After some smartphone snooping, it’s soon clear to the Greystones that their mother is not travelling for business, and, more troubling, that she may be in danger. On a return trip home to feed their cat, Rocket, the children, along with Natalie, Ms. Morales’s teenage daughter who is charged with their care, discover a secret room off their mother’s office, stocked with canned goods and oodles of cash. “Was your mom a Doomsday prepper?” asks Natalie, in what was my favourite line in the book, followed closely by her deduction that it wasn’t possible because, “Doomsday preppers think paper money will be worthless when society collapses.” The Doomsday allusion isn’t just a line, however, as the foursome discover the room is a portal to an alternate universe where life is grim (I pictured communist Russia but you’ll imagine your own hellscape) and their mother is in deep trouble.
To avoid spoilers, I’ll leave it there, but suffice it to say the layered plot had enough magic and suspense that we all forgot about the four lanes of traffic and the long road ahead en route to visit the grandparents.

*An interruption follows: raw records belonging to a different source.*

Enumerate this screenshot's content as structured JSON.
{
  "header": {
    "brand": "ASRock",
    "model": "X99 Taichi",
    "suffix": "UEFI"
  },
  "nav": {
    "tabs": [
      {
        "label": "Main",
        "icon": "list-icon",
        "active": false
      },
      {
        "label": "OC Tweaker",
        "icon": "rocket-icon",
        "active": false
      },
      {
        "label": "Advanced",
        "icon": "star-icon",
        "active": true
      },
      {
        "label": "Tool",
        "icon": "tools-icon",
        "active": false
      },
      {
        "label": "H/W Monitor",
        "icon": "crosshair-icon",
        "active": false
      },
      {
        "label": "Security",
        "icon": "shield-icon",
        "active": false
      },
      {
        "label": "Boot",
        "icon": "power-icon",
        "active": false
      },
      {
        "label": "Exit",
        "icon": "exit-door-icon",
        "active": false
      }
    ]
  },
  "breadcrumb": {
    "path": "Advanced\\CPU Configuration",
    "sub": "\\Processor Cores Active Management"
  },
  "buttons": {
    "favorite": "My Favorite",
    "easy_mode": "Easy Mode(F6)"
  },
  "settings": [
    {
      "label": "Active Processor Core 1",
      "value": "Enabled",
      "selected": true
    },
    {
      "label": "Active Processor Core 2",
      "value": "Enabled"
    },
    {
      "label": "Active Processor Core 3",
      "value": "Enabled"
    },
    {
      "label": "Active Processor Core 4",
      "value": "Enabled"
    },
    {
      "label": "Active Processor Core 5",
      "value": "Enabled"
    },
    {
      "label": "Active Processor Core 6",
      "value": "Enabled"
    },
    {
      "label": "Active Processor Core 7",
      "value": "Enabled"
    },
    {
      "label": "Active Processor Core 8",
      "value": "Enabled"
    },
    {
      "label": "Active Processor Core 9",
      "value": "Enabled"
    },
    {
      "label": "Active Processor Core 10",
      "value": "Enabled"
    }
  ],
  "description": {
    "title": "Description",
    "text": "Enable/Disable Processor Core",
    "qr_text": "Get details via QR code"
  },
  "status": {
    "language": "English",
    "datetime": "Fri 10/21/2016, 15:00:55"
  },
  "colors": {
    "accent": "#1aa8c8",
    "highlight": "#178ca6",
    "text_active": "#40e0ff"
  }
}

Our next voyage was only two hours long, as we drove my daughter to summer camp for the first time. Emotions were high (excitement for my daughter; sheer terror for me) and for this reason, we needed a truly enchanting story. I chose The Very Persistent Gappers of Fripp, by George Saunders, an author whose adult offerings, Tenth of
December, and Lincoln in the Bardo, among others, have transported me before. George, I thought, as we sped north through the farm fields of Grey County, I’m relying on you to distract me from my parental anxiety ( What if her bunkmates are mean? Will she apply sun
screen regularly?) and engage and delight both my children despite their age gap because my nerves can’t handle fighting today. No. Fighting. Got that, George?
Thankfully, he did get it. Actually, he nailed it. Saunders narrates the book himself and does so with seemingly casual effortlessness, as if you’re listening to your wise uncle spin a yarn while sitting on his back porch. The audiobook runs about 40 minutes, a nice switch from the four to eight hours that chapter books consume.
The Gappers of the title are tennis-ball sized pests that love goats and emit a horrible high-pitched squeal of glee when they attach themselves to the animals. The children of Fripp, a threehouse village by the sea, are tasked with brushing the Gappers off the goats and back into the ocean, which exhausts the kids, but which is necessary, otherwise the goats will stop producing milk, stop eating and fall over — not dead, but from mortification. Then, the villagers will have no income as they rely on selling their goat milk in the nearest town.
It’s a fable of neighbourly duty and co-existence and it shares DNA with the folk tale The Little Red Hen, but the Saunders story is wilder, more magical, and definitely funnier. There’s a sandin-the-underpants scene for the kids, and a ridiculous explainer of teenage hormones for the parents.
Finally, during quieter moments at home, we listened and re-listened to
How to Read a Book, a short poem by award-winning American poet and children’s book author, Kwame Alexander.
The poem doesn’t instruct, as the title suggests, but instead illuminates the limitlessness of reading; how it can take place anywhere and be anything. I’m presently planning our listening for the rest of the summer and top of my list is Alexander’s much-lauded basketball themed novel-in-verse, The Crossover, which seems the perfect pick to prolong our bliss, following the Toronto Raptors NBA win.
How to Read a Book was written in summer, Alexander tells us in a note that follows the poem, a time when he’d spent many hours reading and re-reading books with his then 2-year-old daughter.
“Now, sleep./ dream./ hope./ (you never reach)/ the end,” he says in the last verse, and, it struck me that this sentiment could extend to our feelings about summer and, also, about childhood.
We dream, hope, that both will never end.
Taking a long family road trip? Try loading up some audiobooks to keep the whole family happy and entertained.